Exercise instructions:
Report back each line of the data that contains the word "index".
[Opening Exercise inputs section]
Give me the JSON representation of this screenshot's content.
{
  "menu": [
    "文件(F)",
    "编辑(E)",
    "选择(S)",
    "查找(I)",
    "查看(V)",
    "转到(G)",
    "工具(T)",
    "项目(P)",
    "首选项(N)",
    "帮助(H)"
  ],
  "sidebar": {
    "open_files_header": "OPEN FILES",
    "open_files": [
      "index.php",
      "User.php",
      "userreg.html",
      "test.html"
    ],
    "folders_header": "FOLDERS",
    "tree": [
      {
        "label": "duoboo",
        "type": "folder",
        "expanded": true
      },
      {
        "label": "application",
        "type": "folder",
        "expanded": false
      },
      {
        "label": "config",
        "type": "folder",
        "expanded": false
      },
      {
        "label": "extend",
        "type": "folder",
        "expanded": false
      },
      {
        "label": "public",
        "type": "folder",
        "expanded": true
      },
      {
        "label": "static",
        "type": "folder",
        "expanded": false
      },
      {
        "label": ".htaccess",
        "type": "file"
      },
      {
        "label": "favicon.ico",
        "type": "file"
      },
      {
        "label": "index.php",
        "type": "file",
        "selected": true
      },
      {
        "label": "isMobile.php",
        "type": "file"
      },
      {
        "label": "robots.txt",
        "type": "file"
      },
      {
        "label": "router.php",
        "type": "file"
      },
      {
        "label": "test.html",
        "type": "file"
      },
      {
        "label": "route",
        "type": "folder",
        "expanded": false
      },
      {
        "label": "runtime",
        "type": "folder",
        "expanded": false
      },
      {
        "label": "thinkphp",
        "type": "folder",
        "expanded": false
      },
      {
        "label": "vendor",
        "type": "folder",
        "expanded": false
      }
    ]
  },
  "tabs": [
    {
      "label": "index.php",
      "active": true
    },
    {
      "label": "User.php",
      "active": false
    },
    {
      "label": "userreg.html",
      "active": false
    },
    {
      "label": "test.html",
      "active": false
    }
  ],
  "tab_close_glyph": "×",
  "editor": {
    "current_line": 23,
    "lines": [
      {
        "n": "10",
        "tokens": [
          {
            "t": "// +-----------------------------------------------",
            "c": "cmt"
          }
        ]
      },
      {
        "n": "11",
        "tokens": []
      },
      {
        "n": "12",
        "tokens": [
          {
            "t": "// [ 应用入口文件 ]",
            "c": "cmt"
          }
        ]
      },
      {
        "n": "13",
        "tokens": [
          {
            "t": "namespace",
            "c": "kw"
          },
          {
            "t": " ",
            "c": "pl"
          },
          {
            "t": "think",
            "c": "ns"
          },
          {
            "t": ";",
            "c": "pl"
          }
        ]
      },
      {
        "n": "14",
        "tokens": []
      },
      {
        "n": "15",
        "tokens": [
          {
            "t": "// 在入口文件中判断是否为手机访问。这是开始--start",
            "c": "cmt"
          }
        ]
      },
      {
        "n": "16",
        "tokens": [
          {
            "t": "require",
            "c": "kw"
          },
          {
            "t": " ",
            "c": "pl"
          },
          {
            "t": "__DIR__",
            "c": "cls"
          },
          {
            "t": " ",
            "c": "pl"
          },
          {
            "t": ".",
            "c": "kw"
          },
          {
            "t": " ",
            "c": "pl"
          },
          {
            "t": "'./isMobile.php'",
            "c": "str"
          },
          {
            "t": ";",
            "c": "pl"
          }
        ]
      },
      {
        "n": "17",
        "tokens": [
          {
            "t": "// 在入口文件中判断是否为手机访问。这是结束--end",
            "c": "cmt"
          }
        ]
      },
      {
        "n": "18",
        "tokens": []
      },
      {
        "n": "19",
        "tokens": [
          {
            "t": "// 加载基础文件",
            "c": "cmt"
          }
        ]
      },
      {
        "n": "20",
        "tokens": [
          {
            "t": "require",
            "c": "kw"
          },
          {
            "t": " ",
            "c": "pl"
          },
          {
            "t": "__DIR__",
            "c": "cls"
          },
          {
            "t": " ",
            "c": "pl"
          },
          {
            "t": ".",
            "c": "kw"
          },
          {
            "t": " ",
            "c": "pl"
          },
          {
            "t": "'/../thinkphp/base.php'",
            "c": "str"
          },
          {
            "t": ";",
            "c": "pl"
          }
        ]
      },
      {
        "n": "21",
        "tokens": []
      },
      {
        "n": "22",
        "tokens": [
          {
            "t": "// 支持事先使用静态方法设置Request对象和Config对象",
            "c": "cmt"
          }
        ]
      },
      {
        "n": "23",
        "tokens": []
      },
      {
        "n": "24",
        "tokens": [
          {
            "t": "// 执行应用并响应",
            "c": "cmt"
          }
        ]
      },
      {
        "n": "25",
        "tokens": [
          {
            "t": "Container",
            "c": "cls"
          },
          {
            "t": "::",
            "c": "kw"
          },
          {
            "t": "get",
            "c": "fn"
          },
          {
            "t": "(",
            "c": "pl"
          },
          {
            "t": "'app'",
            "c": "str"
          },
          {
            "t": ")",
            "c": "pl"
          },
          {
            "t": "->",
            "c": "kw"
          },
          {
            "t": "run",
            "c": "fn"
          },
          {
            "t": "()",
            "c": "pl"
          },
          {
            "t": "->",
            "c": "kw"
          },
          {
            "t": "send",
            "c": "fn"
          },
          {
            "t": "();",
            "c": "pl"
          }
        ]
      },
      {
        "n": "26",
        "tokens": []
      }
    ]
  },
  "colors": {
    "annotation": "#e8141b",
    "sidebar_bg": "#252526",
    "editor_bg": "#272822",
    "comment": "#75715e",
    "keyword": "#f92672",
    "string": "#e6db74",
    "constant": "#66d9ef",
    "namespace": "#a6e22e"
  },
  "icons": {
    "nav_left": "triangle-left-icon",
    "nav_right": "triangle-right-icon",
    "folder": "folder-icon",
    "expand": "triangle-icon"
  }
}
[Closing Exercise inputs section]
Your response:
      "index.php",
        "label": "index.php",
      "label": "index.php",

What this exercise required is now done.